If the next few decades go well, humans could find themselves living and working away from Earth on the moon or Mars. We’ll need lots of raw materials to sustain human endeavors on other planets, and a new project on the International Space Station (ISS) demonstrates how we can make space mining over 400 percent more efficient. All you need is a bacterial care package from home.
Everything we send into orbit comes with a cost, and the numbers are not small. The cheapest option currently available, the SpaceX Falcon Heavy, clocks in at $1,500 per kilogram of payload. And this is a discounted bulk rate. If you’re looking to send something smaller into space, the Falcon 9 costs about $2,700 per kilogram. Naturally, this makes collecting resources in space an appealing option, a process called in-situ resource utilization.
On Earth, bacteria are responsible for freeing up minerals like iron and magnesium trapped in rocks, making them easier to extract. Some mining operations have also turned to bacteria as a way to reduce the usage of toxic chemicals, a process called biomining. The lack of such bacteria in space could make an already risky mining operation even more difficult, but a team from the University of Edinburgh spent the last ten years developing a technology that shows how we might harness bacteria to do the same job on the moon or Mars.
The team created small matchbook-sized devices called biomining reactors, and 18 of them were sent up to the ISS in July 2019 for testing in low-gravity environments. The goal was to determine if bacteria will have the same rock weathering effects on the moon or Mars. The reactors contained a solution rich in one of several bacterial species, or with no bacteria at all as a control. Along with the bacteria, each reactor had a piece of volcanic basalt, a type of rock that is common on the moon and contains minerals that can be freed up by bacteria.
According to the study in Nature Communications, the ISS crew did not note any significant difference in the rock-weathering function of bacteria with simulated Mars gravity, simulated Earth gravity, or the microgravity of the station.

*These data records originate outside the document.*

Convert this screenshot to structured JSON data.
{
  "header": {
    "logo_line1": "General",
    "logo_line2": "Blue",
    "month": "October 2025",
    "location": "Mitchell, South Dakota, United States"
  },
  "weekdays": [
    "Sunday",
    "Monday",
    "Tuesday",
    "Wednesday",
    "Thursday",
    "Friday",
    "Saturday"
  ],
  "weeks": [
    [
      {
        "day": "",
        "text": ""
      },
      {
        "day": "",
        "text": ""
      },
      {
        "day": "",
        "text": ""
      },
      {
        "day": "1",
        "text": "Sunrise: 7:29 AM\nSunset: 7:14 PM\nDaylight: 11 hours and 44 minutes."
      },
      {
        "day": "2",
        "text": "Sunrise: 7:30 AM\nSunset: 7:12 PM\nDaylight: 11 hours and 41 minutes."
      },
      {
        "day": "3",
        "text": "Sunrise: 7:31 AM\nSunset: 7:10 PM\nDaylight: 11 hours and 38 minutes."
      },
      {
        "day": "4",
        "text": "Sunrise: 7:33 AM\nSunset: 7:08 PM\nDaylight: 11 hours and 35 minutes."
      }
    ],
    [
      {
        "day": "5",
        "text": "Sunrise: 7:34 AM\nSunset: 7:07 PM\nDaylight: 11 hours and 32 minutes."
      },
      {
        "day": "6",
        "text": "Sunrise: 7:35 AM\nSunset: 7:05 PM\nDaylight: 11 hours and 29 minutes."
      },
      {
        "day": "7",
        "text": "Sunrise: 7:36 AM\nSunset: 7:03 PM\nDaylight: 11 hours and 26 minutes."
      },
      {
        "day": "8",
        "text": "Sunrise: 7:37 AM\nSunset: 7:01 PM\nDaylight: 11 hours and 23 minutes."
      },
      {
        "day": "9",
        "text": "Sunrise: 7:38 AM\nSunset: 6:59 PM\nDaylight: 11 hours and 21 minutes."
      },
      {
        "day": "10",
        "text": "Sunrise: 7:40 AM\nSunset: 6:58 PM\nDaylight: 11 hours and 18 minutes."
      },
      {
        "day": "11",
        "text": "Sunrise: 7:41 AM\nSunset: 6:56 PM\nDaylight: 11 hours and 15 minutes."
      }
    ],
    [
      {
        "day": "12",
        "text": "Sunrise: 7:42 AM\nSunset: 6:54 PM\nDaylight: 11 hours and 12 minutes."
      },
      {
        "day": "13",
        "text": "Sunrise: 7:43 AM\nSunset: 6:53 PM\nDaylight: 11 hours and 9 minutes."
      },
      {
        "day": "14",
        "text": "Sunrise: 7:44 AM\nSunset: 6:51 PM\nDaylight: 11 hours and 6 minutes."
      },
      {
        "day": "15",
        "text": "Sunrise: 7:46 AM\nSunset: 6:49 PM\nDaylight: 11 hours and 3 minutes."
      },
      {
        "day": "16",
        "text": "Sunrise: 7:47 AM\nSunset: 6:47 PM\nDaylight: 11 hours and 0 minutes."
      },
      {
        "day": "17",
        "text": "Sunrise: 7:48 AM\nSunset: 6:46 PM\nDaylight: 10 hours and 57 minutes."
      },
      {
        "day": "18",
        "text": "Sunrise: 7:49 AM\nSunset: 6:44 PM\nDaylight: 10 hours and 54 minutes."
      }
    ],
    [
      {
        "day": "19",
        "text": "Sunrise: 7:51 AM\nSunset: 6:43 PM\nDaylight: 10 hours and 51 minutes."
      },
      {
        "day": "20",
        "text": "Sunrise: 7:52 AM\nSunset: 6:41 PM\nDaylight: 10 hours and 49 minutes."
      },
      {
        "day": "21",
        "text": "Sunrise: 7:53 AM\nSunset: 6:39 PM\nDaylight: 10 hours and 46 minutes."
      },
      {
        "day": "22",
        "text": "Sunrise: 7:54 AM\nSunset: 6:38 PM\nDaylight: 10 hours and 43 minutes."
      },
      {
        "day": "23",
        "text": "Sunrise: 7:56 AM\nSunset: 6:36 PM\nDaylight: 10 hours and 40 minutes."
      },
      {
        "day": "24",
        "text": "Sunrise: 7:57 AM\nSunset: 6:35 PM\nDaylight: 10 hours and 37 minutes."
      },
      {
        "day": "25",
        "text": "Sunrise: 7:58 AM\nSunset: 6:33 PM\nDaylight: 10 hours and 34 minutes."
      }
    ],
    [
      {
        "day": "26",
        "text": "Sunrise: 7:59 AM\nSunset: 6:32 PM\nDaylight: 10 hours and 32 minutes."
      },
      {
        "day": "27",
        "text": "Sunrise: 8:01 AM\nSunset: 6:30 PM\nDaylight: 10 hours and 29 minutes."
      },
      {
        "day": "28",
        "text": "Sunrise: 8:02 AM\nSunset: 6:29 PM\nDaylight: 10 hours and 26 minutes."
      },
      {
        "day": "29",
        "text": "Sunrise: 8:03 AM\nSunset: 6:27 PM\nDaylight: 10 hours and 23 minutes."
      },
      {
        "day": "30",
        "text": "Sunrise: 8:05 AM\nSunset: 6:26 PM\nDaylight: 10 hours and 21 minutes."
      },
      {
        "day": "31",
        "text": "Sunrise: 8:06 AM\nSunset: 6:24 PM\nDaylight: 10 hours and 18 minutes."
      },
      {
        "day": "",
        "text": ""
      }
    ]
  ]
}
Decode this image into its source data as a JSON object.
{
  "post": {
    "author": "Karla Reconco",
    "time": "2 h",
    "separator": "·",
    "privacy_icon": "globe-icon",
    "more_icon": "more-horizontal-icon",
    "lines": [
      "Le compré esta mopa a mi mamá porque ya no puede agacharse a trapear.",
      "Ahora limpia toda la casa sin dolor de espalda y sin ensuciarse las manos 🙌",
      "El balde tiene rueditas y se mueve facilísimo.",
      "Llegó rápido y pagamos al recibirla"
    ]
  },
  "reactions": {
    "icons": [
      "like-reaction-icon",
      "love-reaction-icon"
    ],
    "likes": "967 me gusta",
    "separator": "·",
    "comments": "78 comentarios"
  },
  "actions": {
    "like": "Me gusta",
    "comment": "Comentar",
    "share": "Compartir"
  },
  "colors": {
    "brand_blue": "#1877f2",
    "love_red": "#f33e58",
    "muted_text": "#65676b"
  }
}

While two of the three bacteria didn’t have much effect on weathering, testing on a bacteria called Sphingomonas desiccabilis showed a massive boost. These organisms were able to increase mineral availability in the reactor between 111.9 and 429.2 percent compared with the controls.
The researchers also noted that bacterial concentrations reached the same levels in all tested gravity conditions, probably because they had plenty of nutrients. That means biomining in space is feasible, provided you can keep your bacterial helpers well-fed. It’s not currently economically viable to send mined materials back to Earth, but biomining could help sustain a long-term human presence in space.
New Analysis of Iconic Miller-Urey Origin of Life Experiment Asks More Questions Than It Answers
Building on the original Miller-Urey experiments, new work shows that some ingredients of the "primordial soup" came from a thoroughly unexpected place. The results may have implications for our search for life off-planet — as well as our quest to understand how it arose here on Earth.
Fermilab Experiment Hints at New Fundamental Force of Nature
The team working on Fermilab's Muon g−2 experiment has reported a tantalizing hint of a new type of physics. If confirmed, this would become the fifth fundamental force in the universe.
Scientists Create ‘Coldest Temperature Ever’ by Dropping Experiment From a Building
As far as we can tell from modern science, there's no upper limit to temperature. There sure is a lower limit, though. We call that absolute zero, measured as -273.15 °C (-459.67 °F). Scientists have yet to reach that limit in any experiment, but they're getting close. A team of physicists in Germany has gotten closer than ever before, reaching a temperature of 38 trillionths of a degree from absolute zero.